◆ Collection entries:
--- --- ---
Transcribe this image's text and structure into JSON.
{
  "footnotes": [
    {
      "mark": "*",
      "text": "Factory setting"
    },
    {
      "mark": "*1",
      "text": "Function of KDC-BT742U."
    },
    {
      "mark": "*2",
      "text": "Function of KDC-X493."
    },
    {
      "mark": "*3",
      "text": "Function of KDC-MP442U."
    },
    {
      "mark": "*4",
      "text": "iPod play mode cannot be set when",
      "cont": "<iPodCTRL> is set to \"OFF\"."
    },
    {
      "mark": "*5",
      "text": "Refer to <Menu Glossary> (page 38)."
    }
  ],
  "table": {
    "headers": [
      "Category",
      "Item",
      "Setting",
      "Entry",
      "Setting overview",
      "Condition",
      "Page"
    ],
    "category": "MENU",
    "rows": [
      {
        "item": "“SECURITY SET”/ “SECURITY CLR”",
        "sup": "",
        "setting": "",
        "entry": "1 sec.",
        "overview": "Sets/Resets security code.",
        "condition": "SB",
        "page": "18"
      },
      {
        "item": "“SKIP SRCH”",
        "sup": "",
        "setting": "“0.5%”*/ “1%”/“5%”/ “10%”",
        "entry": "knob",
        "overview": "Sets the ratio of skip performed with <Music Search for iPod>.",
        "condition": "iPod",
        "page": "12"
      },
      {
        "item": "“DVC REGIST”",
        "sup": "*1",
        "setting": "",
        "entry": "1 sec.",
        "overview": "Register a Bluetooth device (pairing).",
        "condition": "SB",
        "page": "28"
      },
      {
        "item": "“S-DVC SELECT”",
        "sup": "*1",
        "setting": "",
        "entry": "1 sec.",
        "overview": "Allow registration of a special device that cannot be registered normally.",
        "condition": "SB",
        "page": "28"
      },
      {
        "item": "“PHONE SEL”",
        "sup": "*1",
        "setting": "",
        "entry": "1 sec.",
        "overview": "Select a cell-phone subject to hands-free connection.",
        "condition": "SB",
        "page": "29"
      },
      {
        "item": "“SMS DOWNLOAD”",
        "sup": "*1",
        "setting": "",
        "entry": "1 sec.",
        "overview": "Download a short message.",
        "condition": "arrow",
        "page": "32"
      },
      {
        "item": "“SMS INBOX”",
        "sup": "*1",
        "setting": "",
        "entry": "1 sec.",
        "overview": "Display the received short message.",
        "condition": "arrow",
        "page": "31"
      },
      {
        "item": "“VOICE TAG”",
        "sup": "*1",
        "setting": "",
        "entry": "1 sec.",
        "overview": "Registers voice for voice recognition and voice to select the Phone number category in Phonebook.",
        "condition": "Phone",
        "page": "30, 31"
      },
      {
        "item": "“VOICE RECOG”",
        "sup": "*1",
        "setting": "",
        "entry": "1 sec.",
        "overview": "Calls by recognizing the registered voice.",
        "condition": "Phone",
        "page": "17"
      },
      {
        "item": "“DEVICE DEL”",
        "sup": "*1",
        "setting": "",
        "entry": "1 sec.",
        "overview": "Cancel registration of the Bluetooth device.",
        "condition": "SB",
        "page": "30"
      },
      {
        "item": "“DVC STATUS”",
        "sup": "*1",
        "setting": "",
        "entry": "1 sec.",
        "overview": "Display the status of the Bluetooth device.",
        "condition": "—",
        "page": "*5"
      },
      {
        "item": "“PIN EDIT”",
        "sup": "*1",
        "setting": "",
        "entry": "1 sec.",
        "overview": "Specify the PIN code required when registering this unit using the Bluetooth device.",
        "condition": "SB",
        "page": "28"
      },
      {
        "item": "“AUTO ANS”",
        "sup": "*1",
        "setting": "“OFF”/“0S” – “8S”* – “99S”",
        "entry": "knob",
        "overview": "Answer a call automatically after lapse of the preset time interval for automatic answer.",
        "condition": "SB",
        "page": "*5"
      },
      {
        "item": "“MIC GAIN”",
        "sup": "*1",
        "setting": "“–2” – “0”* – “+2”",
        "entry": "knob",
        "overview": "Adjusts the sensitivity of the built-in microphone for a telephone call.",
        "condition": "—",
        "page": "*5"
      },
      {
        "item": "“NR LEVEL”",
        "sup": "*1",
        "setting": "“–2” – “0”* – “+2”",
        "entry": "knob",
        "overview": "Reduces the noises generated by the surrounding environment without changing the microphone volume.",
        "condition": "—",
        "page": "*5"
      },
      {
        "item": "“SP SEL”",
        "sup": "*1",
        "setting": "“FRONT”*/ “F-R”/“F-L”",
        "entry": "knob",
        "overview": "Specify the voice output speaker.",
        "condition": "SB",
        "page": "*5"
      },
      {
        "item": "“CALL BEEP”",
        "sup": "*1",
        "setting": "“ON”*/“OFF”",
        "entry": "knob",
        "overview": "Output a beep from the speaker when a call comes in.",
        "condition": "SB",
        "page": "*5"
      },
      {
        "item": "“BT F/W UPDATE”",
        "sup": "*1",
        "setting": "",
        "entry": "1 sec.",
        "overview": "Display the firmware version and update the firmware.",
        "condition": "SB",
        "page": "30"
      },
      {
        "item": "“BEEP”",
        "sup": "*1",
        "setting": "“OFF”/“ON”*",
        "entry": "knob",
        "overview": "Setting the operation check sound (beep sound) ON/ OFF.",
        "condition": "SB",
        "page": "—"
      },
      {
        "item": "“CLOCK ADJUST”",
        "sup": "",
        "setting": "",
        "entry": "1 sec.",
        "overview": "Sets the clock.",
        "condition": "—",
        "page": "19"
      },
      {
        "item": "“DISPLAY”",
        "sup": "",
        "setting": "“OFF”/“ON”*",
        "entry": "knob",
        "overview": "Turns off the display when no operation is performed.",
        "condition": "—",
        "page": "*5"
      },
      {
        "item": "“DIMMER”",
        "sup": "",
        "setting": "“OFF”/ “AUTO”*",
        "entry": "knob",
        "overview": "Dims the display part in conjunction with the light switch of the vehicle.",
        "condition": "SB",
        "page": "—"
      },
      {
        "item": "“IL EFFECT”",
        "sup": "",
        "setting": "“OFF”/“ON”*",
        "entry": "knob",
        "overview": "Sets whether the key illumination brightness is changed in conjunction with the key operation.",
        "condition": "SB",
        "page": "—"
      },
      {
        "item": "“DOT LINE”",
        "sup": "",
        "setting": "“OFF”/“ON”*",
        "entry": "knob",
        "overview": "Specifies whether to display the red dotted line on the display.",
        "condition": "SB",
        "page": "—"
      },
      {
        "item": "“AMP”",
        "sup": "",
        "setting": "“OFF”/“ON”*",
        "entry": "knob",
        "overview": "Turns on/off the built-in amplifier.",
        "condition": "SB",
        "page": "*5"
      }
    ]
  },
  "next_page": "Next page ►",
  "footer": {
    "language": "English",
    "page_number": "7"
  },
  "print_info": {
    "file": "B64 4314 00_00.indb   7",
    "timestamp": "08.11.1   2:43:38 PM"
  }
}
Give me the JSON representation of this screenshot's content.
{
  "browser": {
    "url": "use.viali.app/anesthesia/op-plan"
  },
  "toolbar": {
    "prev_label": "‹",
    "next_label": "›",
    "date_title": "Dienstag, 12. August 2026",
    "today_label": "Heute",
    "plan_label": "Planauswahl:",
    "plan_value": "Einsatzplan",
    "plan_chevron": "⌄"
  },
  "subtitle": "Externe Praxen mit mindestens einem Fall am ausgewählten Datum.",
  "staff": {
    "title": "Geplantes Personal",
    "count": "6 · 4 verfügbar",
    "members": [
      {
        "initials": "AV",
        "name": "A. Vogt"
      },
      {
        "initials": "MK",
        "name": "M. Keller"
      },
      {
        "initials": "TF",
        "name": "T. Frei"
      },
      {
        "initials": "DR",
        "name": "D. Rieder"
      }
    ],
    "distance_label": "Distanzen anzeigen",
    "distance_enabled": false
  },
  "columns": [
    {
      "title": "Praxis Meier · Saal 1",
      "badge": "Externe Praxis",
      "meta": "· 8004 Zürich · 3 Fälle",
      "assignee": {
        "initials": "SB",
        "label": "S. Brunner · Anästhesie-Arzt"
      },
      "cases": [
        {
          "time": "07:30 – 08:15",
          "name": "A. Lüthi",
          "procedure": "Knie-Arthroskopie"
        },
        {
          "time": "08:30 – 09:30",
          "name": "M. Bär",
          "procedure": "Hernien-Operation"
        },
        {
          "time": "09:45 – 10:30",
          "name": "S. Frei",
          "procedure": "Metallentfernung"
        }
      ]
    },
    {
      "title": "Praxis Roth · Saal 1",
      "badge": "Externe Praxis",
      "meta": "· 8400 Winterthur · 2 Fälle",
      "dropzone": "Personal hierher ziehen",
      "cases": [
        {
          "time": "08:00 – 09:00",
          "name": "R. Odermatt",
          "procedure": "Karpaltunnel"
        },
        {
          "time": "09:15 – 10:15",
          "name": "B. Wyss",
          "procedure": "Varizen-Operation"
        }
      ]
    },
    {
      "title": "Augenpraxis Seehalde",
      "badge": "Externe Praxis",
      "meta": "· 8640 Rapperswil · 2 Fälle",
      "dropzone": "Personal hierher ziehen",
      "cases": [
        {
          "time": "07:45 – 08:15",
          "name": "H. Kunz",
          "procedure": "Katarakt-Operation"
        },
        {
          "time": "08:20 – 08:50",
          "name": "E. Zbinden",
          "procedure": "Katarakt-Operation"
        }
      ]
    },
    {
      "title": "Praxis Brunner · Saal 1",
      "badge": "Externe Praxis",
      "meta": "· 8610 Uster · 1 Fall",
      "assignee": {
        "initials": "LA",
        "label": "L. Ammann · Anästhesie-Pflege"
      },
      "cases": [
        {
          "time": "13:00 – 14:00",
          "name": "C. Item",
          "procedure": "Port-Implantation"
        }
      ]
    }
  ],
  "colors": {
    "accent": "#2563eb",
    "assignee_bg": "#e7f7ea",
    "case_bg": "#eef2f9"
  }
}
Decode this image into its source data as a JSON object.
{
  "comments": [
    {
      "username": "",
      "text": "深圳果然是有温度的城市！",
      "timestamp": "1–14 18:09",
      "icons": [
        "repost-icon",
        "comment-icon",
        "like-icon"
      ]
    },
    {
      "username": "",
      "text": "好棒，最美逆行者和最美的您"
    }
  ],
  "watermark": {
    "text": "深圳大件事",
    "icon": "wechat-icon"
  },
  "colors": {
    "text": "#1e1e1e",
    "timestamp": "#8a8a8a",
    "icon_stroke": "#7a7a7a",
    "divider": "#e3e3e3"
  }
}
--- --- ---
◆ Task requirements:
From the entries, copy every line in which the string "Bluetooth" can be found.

◆ Reply to the task:
        "overview": "Register a Bluetooth device (pairing).",
        "overview": "Cancel registration of the Bluetooth device.",
        "overview": "Display the status of the Bluetooth device.",
        "overview": "Specify the PIN code required when registering this unit using the Bluetooth device.",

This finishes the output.